  26. Sternberg, R. J., Conway, B. E., Ketron, J. L., & Bernstein, M. (1981). People's conceptions of intelligence.Journal of Personality and Social Psychology, 41, 37–55.Google Scholar
  27. van Aken, M. A. G. (1992).A German translation of the California Q-set. Munich, Germany: Max-Planck-Institute for Psychological Research.Google Scholar
  28. van Aken, M. A. G., & Asendorpf, J. B. (in press). A person-centered approach to development: the temporal consistency of personality and self-concept. In F. E. Weinert & W. Schneider (Eds.).Individual development from 3 to 12: Findings of a longitudinal study. New York: Cambridge University Press.Google Scholar
  29. van Lieshout, C. F. M., & Haselager, G. J. T. (1994). The Big Five personality factors in Q-sort descriptions of children and adolescents. In C. F. Halverson, G. A. Kohnstamm, & R. P. Martin (Eds.),The developing structure of temperament and personality from infancy to adulthood (pp. 293–318). Hillsdale, NJ: Erlbaum.Google Scholar
  30. Waters, E., Noyes, D. M., Vaughn, B. E., & Ricks, M. (1985). Q-sort definitions of social competence and self-esteem: Discriminant validity of related constructs in theory and data.Developmental Psychology, 21, 508–522.Google Scholar
  31. Waters, E., & Sroufe, L. A. (1983). Social competence as a developmental construct.Developmental Review, 3, 79–97.Google Scholar
  32. West, S. G., & Graziano, W. G. (1989). Long-term stability and change in personality: An introduction.Journal of Personality, 57, 175–194.Google Scholar
  33. Zigler, E., & Trickett, P. K. (1978). IQ, social competence, and evaluation of early childhood intervention programs.American Psychologist, 33, 789–798.Google Scholar

Copyright information

© Plenum Publishing Corporation 1996

Authors and Affiliations

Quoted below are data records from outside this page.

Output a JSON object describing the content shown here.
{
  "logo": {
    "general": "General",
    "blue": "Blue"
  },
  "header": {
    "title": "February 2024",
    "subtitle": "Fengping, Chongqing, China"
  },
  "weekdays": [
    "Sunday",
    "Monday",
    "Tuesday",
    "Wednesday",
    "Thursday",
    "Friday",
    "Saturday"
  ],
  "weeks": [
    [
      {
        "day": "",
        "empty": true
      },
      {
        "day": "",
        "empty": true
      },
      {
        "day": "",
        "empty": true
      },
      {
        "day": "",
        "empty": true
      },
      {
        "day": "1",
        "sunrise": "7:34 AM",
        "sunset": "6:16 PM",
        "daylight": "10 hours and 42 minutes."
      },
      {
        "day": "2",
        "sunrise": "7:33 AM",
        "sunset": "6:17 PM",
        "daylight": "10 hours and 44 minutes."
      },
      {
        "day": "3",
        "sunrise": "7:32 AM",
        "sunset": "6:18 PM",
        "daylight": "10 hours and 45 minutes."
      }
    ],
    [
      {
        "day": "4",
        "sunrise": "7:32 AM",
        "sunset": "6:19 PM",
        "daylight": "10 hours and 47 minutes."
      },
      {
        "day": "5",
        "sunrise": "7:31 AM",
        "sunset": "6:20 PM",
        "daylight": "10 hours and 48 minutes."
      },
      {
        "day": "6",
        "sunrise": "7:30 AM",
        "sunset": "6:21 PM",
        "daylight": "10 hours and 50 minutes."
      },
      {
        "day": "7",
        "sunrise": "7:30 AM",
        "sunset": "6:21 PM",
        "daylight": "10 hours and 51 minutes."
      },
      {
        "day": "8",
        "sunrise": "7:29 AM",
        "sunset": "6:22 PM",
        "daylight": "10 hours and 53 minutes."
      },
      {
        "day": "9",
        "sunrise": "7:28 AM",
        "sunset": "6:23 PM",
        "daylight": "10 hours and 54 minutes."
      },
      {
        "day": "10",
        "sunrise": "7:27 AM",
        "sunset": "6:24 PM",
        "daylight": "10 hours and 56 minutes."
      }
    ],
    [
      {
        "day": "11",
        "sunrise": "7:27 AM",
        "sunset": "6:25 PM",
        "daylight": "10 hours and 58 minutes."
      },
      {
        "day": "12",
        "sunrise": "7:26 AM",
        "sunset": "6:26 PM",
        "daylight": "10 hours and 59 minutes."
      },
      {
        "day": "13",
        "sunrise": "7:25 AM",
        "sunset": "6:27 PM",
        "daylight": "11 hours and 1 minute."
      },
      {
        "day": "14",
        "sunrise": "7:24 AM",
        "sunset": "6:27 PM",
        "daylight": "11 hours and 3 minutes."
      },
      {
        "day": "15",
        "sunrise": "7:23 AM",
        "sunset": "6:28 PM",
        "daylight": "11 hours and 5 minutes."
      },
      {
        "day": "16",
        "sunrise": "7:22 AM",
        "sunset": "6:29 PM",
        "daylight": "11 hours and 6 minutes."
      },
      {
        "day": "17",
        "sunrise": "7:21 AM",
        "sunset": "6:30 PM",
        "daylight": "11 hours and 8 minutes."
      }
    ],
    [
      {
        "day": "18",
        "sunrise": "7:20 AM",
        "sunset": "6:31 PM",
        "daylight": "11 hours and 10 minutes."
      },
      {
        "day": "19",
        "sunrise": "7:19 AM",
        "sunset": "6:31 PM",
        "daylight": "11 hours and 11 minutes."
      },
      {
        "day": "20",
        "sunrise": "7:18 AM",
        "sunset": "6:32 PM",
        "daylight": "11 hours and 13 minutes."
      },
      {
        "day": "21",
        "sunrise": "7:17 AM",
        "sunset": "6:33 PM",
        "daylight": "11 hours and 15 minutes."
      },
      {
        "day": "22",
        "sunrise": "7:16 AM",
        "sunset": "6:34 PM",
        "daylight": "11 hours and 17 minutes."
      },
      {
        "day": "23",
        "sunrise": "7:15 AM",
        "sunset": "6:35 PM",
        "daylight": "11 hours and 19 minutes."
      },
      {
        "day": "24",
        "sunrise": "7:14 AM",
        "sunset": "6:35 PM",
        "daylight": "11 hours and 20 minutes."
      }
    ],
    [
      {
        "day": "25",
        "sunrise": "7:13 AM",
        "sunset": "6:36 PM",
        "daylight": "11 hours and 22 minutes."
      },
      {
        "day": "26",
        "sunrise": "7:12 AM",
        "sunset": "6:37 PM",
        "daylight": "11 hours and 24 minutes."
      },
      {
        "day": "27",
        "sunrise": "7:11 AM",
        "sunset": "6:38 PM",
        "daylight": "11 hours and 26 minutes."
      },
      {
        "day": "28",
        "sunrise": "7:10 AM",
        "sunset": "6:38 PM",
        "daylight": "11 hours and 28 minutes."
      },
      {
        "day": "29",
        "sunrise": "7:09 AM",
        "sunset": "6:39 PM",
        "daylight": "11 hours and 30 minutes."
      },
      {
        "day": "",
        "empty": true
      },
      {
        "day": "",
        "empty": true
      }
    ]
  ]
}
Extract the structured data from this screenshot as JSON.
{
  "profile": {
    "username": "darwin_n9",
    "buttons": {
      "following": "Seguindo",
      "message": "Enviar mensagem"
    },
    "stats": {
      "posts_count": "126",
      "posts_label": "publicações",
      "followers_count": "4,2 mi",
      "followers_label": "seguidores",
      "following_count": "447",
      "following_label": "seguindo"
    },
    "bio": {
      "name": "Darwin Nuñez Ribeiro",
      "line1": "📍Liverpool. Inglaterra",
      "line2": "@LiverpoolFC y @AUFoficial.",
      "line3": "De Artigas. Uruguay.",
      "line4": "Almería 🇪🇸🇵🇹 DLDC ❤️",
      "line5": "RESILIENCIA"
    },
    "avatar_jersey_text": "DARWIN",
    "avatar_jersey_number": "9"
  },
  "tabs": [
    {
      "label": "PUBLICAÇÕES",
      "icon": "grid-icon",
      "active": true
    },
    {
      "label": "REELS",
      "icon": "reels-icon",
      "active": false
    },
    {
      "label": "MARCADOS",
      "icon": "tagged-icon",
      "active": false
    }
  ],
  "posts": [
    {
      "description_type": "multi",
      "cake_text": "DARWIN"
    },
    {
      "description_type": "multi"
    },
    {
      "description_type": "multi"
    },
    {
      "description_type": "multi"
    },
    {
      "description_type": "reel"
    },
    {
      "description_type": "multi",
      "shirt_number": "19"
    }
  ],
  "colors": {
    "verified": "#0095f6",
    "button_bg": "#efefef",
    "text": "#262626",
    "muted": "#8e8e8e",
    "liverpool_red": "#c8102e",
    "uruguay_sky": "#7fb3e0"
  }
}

  • Marcel A. G. van Aken
    • 1
  • Jens B. Asendorpf
    • 1
  1. 1.Max-Planck-Institute for Psychological ResearchMunichGermany

Personalised recommendations